The intestinal flora of the large intestine cannot digest starch; it requires cellulose to be able to work properly.
An excessive feeding of pectin – found in apple pomace, sugar beet pulp, or in carrots – shifts the horse’s intestinal flora towards protozoa and other acid-producing microorganisms. These should only be present in small quantities, and never in an excessive amount.

Faecal water due to stress

Stress in particular is known to cause faecal water. Permanent stress is particularly problematic. It can come “from the outside”, for example from an unsuitable group composition or a non-friendly neighbour in the stable, but also “from the inside”, for example from chronic pain or stomach ulcers.

What can you do about faecal water?

To help a horse suffering with faecal water, the first thing
to do is check the feed.
In order to get the problem under control, any feed that can disturb the natural intestinal flora should be replaced with feed that contains good hay.

Avoid feeding haylage and sugar

In addition to haylage, the intestinal flora is adversely
affected by everything that contains sugar.
This includes treats, carrots, apples, bread, and mueslis that contain molasses, especially if they are enriched with apple
pomace.

Muesli Feeds / Chaff

Muesli and chaff contain small green stalks, which, for horses with faecal water, is a big ‘taboo’. Due to their length, the stalks slow down the intestine’s function – in fact, the feed can ferment in the large intestine forup to a week.

Only essential medication

If administrating medicines (such as worming) please consider the extent to which it will disturb and harm the intestinal flora. Worming specifically should only be used if the horse has a known worm infestation and not as a precautionary measure. It is much better to test for each type of worm and then target the specific worms.

Heufütterung im Offenstall
© acceptfoto / Adobe Stock

Good Hay

Horses with faecal water need an appropriate amount of good quality hay at all times. As a rule of thumb: 1.5 – 3kg of hay per 100kg of body weight.

Good hay is the be-all and end-all of healthy horse feeding.

Lots of small meals

Avoid empty periods of more than four hours as this leads to a breakdown of the intestinal flora. If necessary, provide straw, twigs, leaves, and similar sources of roughage for the horse. Concentrated feed meals should be kept low and, if possible, divided into lots of small meals.

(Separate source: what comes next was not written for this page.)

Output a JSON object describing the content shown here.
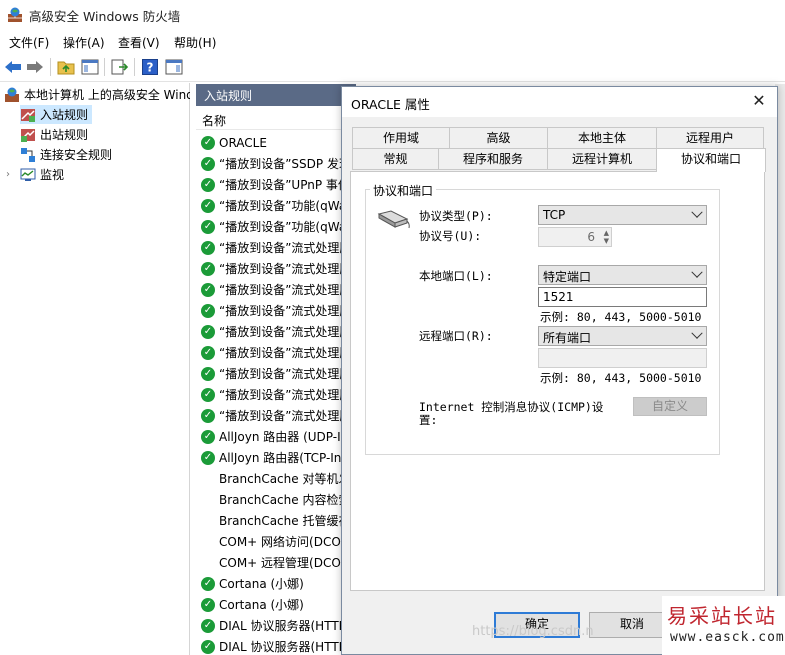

Horses with gastrointestinal sensitivities can be fed Sainfoin as a grain-free basic feed.

Intestinal rehabilitation

OKAPI ColoProtect forte has an absorbing and stabilising effect on the intestinal environment and pH value.
The product contains beta-glucan, which has anti-inflammatory properties, to cover the damaged intestinal mucosa like a protective layer.

With severe faecal water, an additional administration of psyllium husks or Jerusalem artichokes is recommended, as they act like a sponge to absorb the faecal water. This allows some balance in the self-regulatory cycle of faecal water.

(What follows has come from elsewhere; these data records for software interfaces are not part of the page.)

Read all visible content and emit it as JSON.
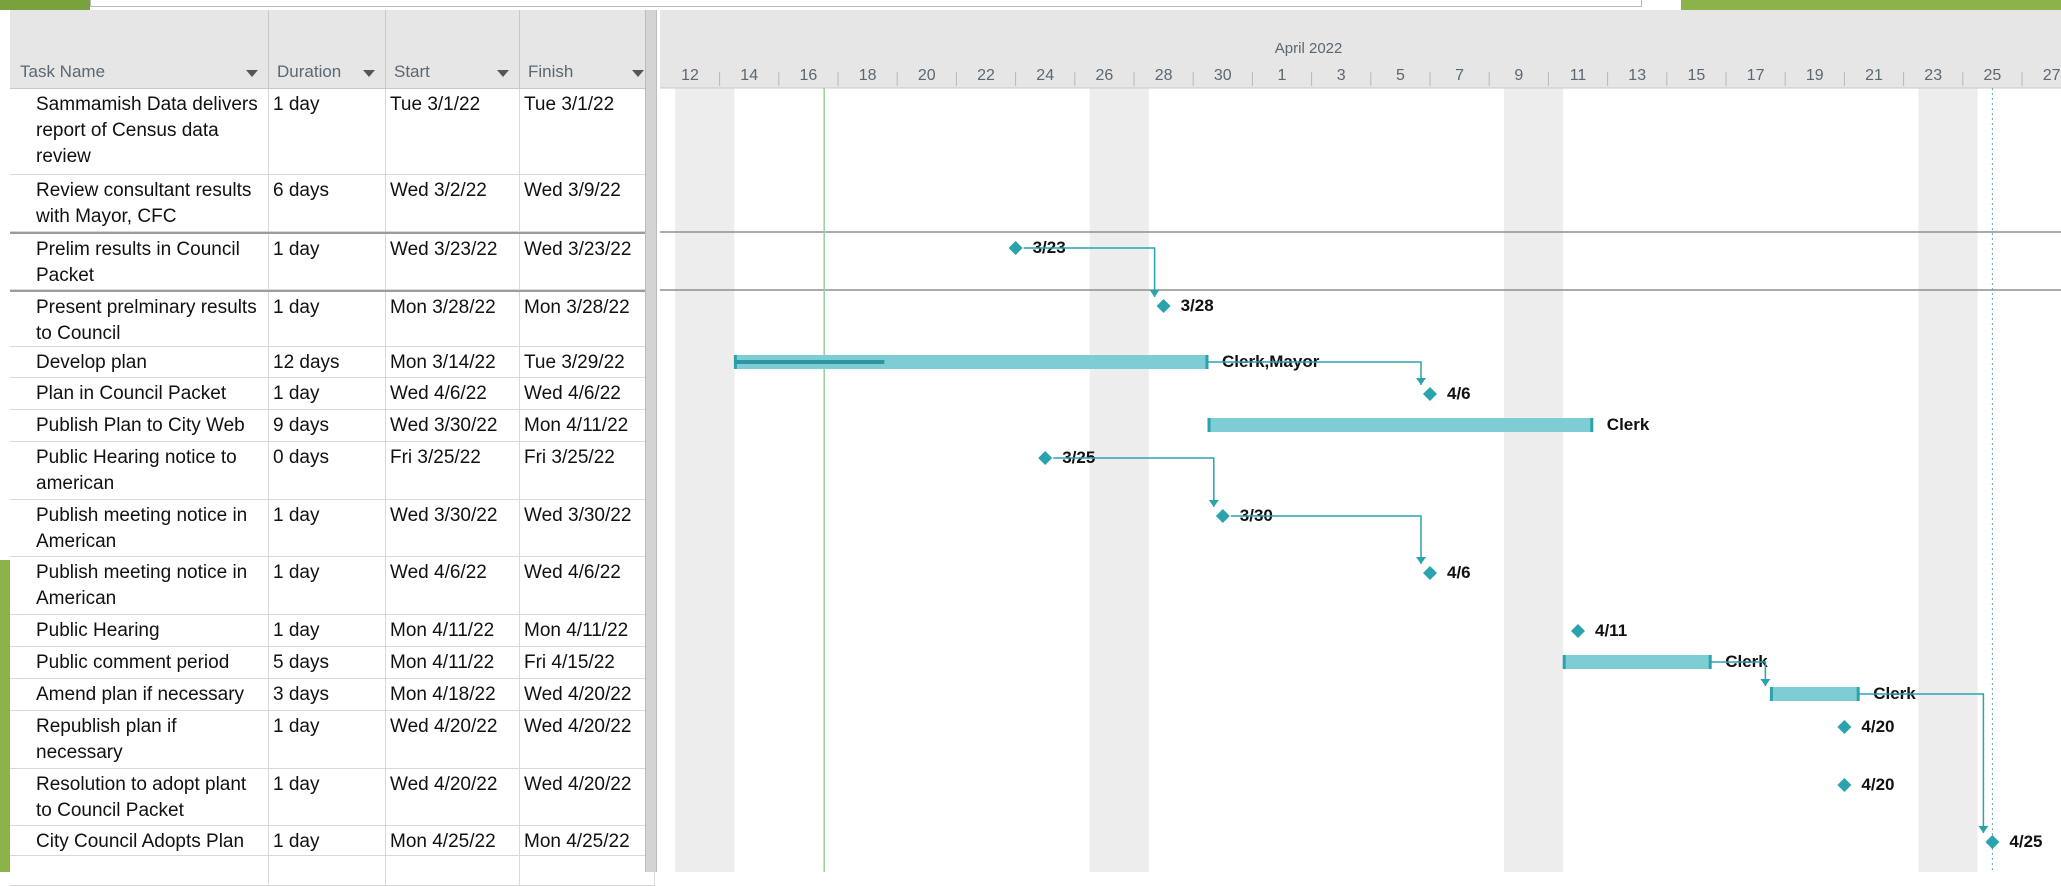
{
  "columns": {
    "task_name": "Task Name",
    "duration": "Duration",
    "start": "Start",
    "finish": "Finish"
  },
  "timescale": {
    "month_label": "April 2022",
    "ticks": [
      "12",
      "14",
      "16",
      "18",
      "20",
      "22",
      "24",
      "26",
      "28",
      "30",
      "1",
      "3",
      "5",
      "7",
      "9",
      "11",
      "13",
      "15",
      "17",
      "19",
      "21",
      "23",
      "25",
      "27"
    ]
  },
  "tasks": [
    {
      "name": "Sammamish Data delivers report of Census data review",
      "duration": "1 day",
      "start": "Tue 3/1/22",
      "finish": "Tue 3/1/22",
      "label": ""
    },
    {
      "name": "Review consultant results with Mayor, CFC",
      "duration": "6 days",
      "start": "Wed 3/2/22",
      "finish": "Wed 3/9/22",
      "label": ""
    },
    {
      "name": "Prelim results in Council Packet",
      "duration": "1 day",
      "start": "Wed 3/23/22",
      "finish": "Wed 3/23/22",
      "label": "3/23"
    },
    {
      "name": "Present prelminary results to Council",
      "duration": "1 day",
      "start": "Mon 3/28/22",
      "finish": "Mon 3/28/22",
      "label": "3/28"
    },
    {
      "name": "Develop plan",
      "duration": "12 days",
      "start": "Mon 3/14/22",
      "finish": "Tue 3/29/22",
      "label": "Clerk,Mayor"
    },
    {
      "name": "Plan in Council Packet",
      "duration": "1 day",
      "start": "Wed 4/6/22",
      "finish": "Wed 4/6/22",
      "label": "4/6"
    },
    {
      "name": "Publish Plan to City Web",
      "duration": "9 days",
      "start": "Wed 3/30/22",
      "finish": "Mon 4/11/22",
      "label": "Clerk"
    },
    {
      "name": "Public Hearing notice to american",
      "duration": "0 days",
      "start": "Fri 3/25/22",
      "finish": "Fri 3/25/22",
      "label": "3/25"
    },
    {
      "name": "Publish meeting notice in American",
      "duration": "1 day",
      "start": "Wed 3/30/22",
      "finish": "Wed 3/30/22",
      "label": "3/30"
    },
    {
      "name": "Publish meeting notice in American",
      "duration": "1 day",
      "start": "Wed 4/6/22",
      "finish": "Wed 4/6/22",
      "label": "4/6"
    },
    {
      "name": "Public Hearing",
      "duration": "1 day",
      "start": "Mon 4/11/22",
      "finish": "Mon 4/11/22",
      "label": "4/11"
    },
    {
      "name": "Public comment period",
      "duration": "5 days",
      "start": "Mon 4/11/22",
      "finish": "Fri 4/15/22",
      "label": "Clerk"
    },
    {
      "name": "Amend plan if necessary",
      "duration": "3 days",
      "start": "Mon 4/18/22",
      "finish": "Wed 4/20/22",
      "label": "Clerk"
    },
    {
      "name": "Republish plan if necessary",
      "duration": "1 day",
      "start": "Wed 4/20/22",
      "finish": "Wed 4/20/22",
      "label": "4/20"
    },
    {
      "name": "Resolution to adopt plant to Council Packet",
      "duration": "1 day",
      "start": "Wed 4/20/22",
      "finish": "Wed 4/20/22",
      "label": "4/20"
    },
    {
      "name": "City Council Adopts Plan",
      "duration": "1 day",
      "start": "Mon 4/25/22",
      "finish": "Mon 4/25/22",
      "label": "4/25"
    }
  ],
  "colors": {
    "bar_fill": "#7fcdd4",
    "bar_edge": "#2aa3ad",
    "milestone": "#2aa3ad",
    "progress": "#2a97a2",
    "weekend_shade": "#ededed",
    "header_bg": "#e6e6e6",
    "today_line": "#9ccc9c"
  }
}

If faecal water still persists after herbal intestinal restoration, then the problem is often due to stomach ulcers or stress.
If this is the case, a course of treatment with OKAPI GasterCare forte will help eliminate any potential stress triggers and also help isolate the cause.

Stabilisation of the pH value and detoxification

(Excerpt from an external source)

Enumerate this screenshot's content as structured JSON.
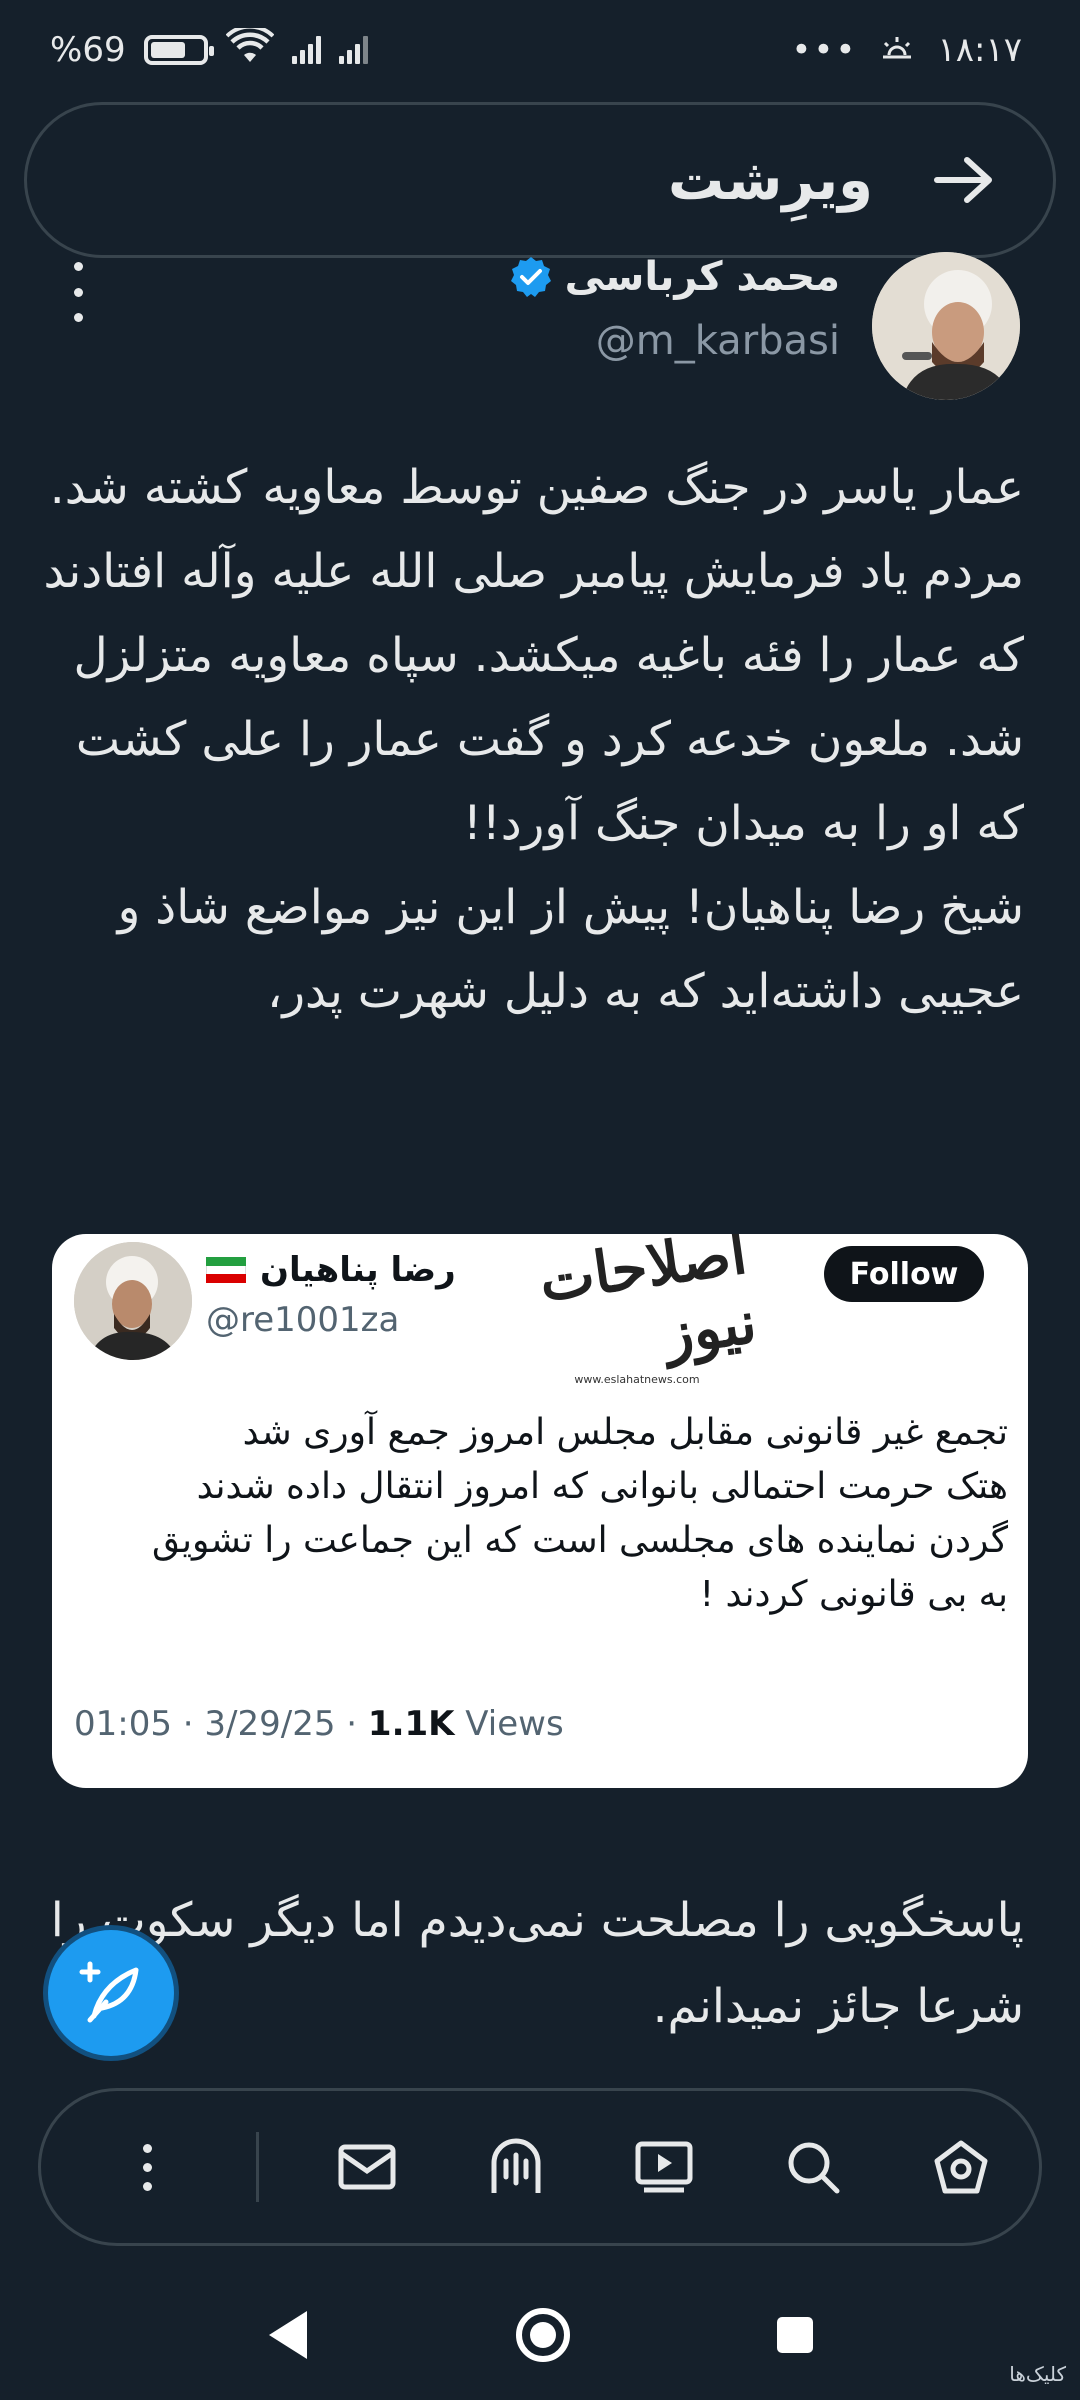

For stabilising the pH level in horses with faecal water issues, a treatment of OKAPI Prodic over the course of 2-4 weeks is recommended. It makes sure the body is supporting the converting of acids quickly and eliminating them.
Additionally, administrating OKAPI Spirulina can effectively relieve the metabolism of excess toxins during detoxification. Horses who suffer from severe faecal water can be supported by using OKAPI Detox Herbs, OKAPI Bitter Herbs,
OKAPI Pasture Herbs, and OKAPI Immuno Herbs alternatively every two weeks

Horses with high indican values can be treated with zinc chelate, or OKAPI HeparKPU forte. However, please discuss this with our expert advisers before administering, especially if you are already using a mineral feed with a high zinc content. For a long-term, healthy alternative to concentrated feed, we recommend OKAPI Four-Season Feed, a pure herbal feed which contains suitable and supportive seasonal herbs. This feed can help with unpalatable ‘extras’ which may need to be fed to the horse.

Team Sanoanimal